• [Problem statement]:
A verbatim copy of the listing is needed; pictures are to be left out.
─── Stored data ───
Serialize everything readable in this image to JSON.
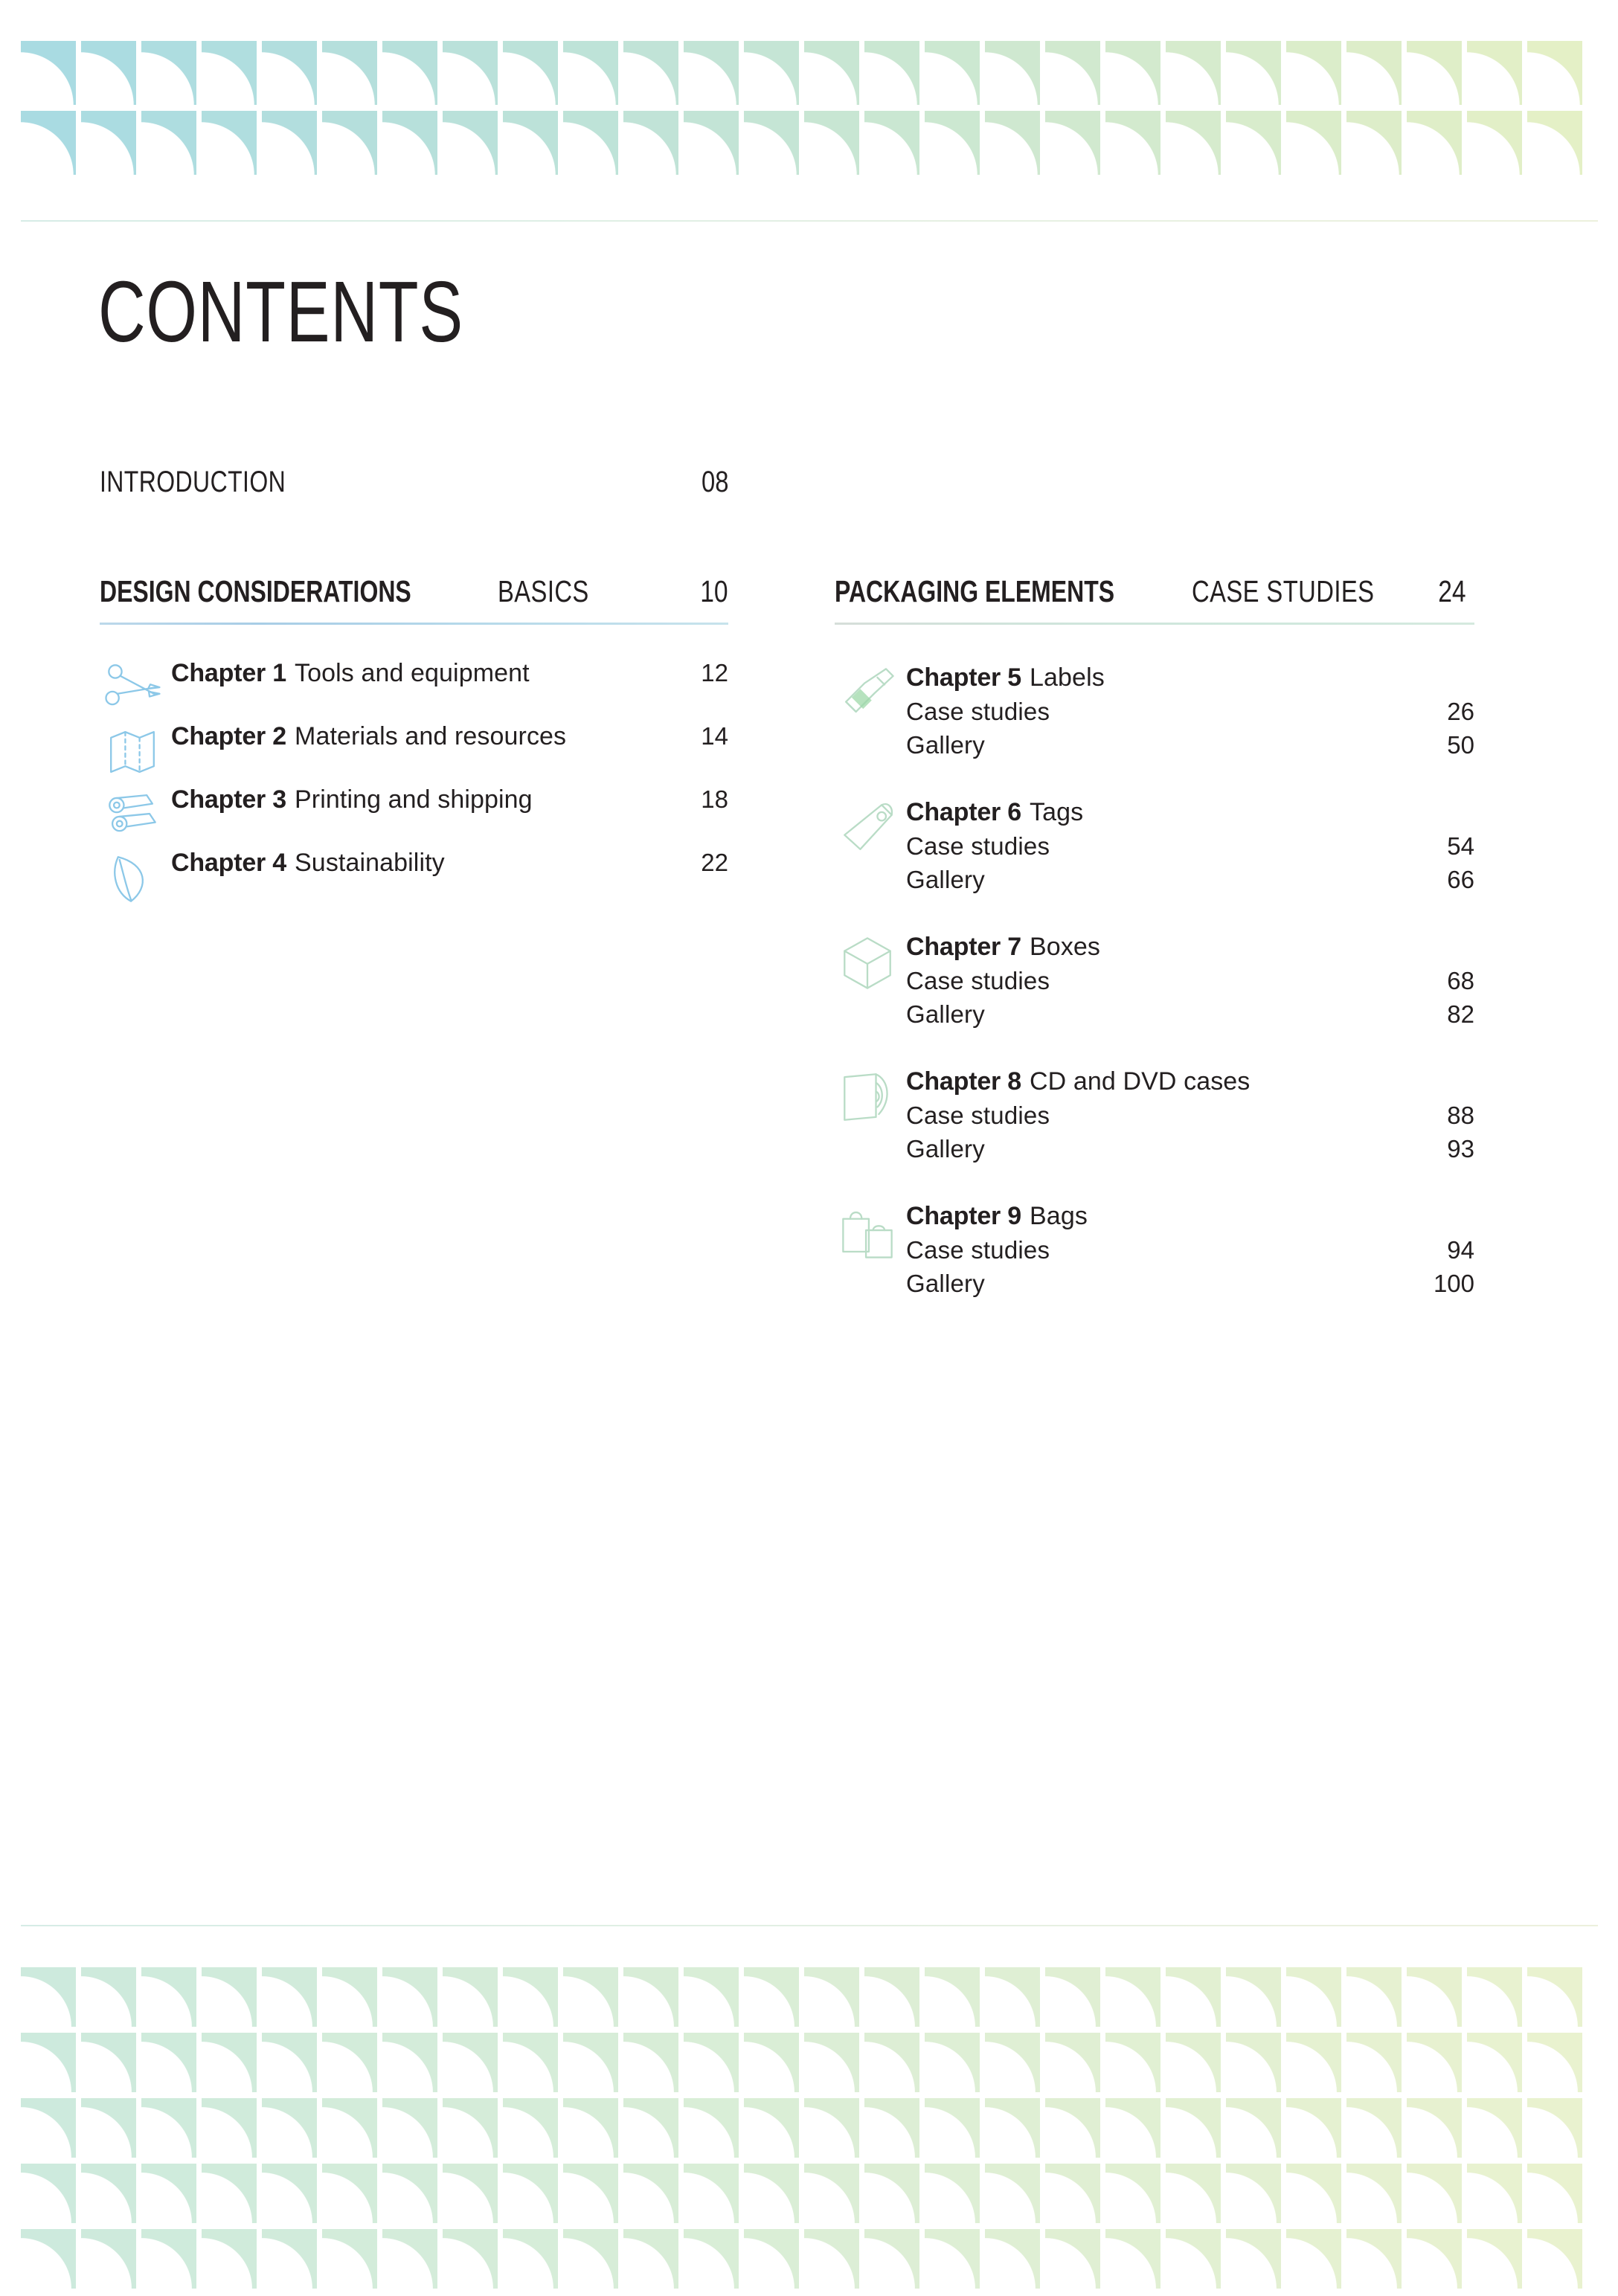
{
  "page": {
    "title": "CONTENTS",
    "accent_blue": "#8cc8e8",
    "accent_green": "#b9dcc6",
    "rule_blue": "#a8cde6",
    "rule_green": "#cfe4db",
    "text_color": "#231f20"
  },
  "intro": {
    "label": "INTRODUCTION",
    "page": "08"
  },
  "sections": [
    {
      "title_bold": "DESIGN CONSIDERATIONS",
      "title_light": "BASICS",
      "page": "10",
      "chapters": [
        {
          "number": "Chapter 1",
          "name": "Tools and equipment",
          "page": "12",
          "icon": "scissors-icon",
          "subentries": []
        },
        {
          "number": "Chapter 2",
          "name": "Materials and resources",
          "page": "14",
          "icon": "folded-map-icon",
          "subentries": []
        },
        {
          "number": "Chapter 3",
          "name": "Printing and shipping",
          "page": "18",
          "icon": "paper-rolls-icon",
          "subentries": []
        },
        {
          "number": "Chapter 4",
          "name": "Sustainability",
          "page": "22",
          "icon": "leaf-icon",
          "subentries": []
        }
      ]
    },
    {
      "title_bold": "PACKAGING ELEMENTS",
      "title_light": "CASE STUDIES",
      "page": "24",
      "chapters": [
        {
          "number": "Chapter 5",
          "name": "Labels",
          "page": "",
          "icon": "bottle-icon",
          "subentries": [
            {
              "label": "Case studies",
              "page": "26"
            },
            {
              "label": "Gallery",
              "page": "50"
            }
          ]
        },
        {
          "number": "Chapter 6",
          "name": "Tags",
          "page": "",
          "icon": "price-tag-icon",
          "subentries": [
            {
              "label": "Case studies",
              "page": "54"
            },
            {
              "label": "Gallery",
              "page": "66"
            }
          ]
        },
        {
          "number": "Chapter 7",
          "name": "Boxes",
          "page": "",
          "icon": "cube-box-icon",
          "subentries": [
            {
              "label": "Case studies",
              "page": "68"
            },
            {
              "label": "Gallery",
              "page": "82"
            }
          ]
        },
        {
          "number": "Chapter 8",
          "name": "CD and DVD cases",
          "page": "",
          "icon": "cd-case-icon",
          "subentries": [
            {
              "label": "Case studies",
              "page": "88"
            },
            {
              "label": "Gallery",
              "page": "93"
            }
          ]
        },
        {
          "number": "Chapter 9",
          "name": "Bags",
          "page": "",
          "icon": "shopping-bags-icon",
          "subentries": [
            {
              "label": "Case studies",
              "page": "94"
            },
            {
              "label": "Gallery",
              "page": "100"
            }
          ]
        }
      ]
    }
  ],
  "decoration": {
    "top_band": {
      "name": "sail-tile-pattern",
      "rows": 2,
      "columns": 26,
      "gradient_from": "#a9dbe2",
      "gradient_to": "#e4f0c6"
    },
    "bottom_band": {
      "name": "sail-tile-pattern",
      "rows": 5,
      "columns": 26,
      "gradient_from": "#cdeadd",
      "gradient_to": "#e9f2cf"
    }
  }
}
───
• [Worked solution]:
Serialize everything readable in this image to JSON.
{
  "page": {
    "title": "CONTENTS",
    "accent_blue": "#8cc8e8",
    "accent_green": "#b9dcc6",
    "rule_blue": "#a8cde6",
    "rule_green": "#cfe4db",
    "text_color": "#231f20"
  },
  "intro": {
    "label": "INTRODUCTION",
    "page": "08"
  },
  "sections": [
    {
      "title_bold": "DESIGN CONSIDERATIONS",
      "title_light": "BASICS",
      "page": "10",
      "chapters": [
        {
          "number": "Chapter 1",
          "name": "Tools and equipment",
          "page": "12",
          "icon": "scissors-icon",
          "subentries": []
        },
        {
          "number": "Chapter 2",
          "name": "Materials and resources",
          "page": "14",
          "icon": "folded-map-icon",
          "subentries": []
        },
        {
          "number": "Chapter 3",
          "name": "Printing and shipping",
          "page": "18",
          "icon": "paper-rolls-icon",
          "subentries": []
        },
        {
          "number": "Chapter 4",
          "name": "Sustainability",
          "page": "22",
          "icon": "leaf-icon",
          "subentries": []
        }
      ]
    },
    {
      "title_bold": "PACKAGING ELEMENTS",
      "title_light": "CASE STUDIES",
      "page": "24",
      "chapters": [
        {
          "number": "Chapter 5",
          "name": "Labels",
          "page": "",
          "icon": "bottle-icon",
          "subentries": [
            {
              "label": "Case studies",
              "page": "26"
            },
            {
              "label": "Gallery",
              "page": "50"
            }
          ]
        },
        {
          "number": "Chapter 6",
          "name": "Tags",
          "page": "",
          "icon": "price-tag-icon",
          "subentries": [
            {
              "label": "Case studies",
              "page": "54"
            },
            {
              "label": "Gallery",
              "page": "66"
            }
          ]
        },
        {
          "number": "Chapter 7",
          "name": "Boxes",
          "page": "",
          "icon": "cube-box-icon",
          "subentries": [
            {
              "label": "Case studies",
              "page": "68"
            },
            {
              "label": "Gallery",
              "page": "82"
            }
          ]
        },
        {
          "number": "Chapter 8",
          "name": "CD and DVD cases",
          "page": "",
          "icon": "cd-case-icon",
          "subentries": [
            {
              "label": "Case studies",
              "page": "88"
            },
            {
              "label": "Gallery",
              "page": "93"
            }
          ]
        },
        {
          "number": "Chapter 9",
          "name": "Bags",
          "page": "",
          "icon": "shopping-bags-icon",
          "subentries": [
            {
              "label": "Case studies",
              "page": "94"
            },
            {
              "label": "Gallery",
              "page": "100"
            }
          ]
        }
      ]
    }
  ],
  "decoration": {
    "top_band": {
      "name": "sail-tile-pattern",
      "rows": 2,
      "columns": 26,
      "gradient_from": "#a9dbe2",
      "gradient_to": "#e4f0c6"
    },
    "bottom_band": {
      "name": "sail-tile-pattern",
      "rows": 5,
      "columns": 26,
      "gradient_from": "#cdeadd",
      "gradient_to": "#e9f2cf"
    }
  }
}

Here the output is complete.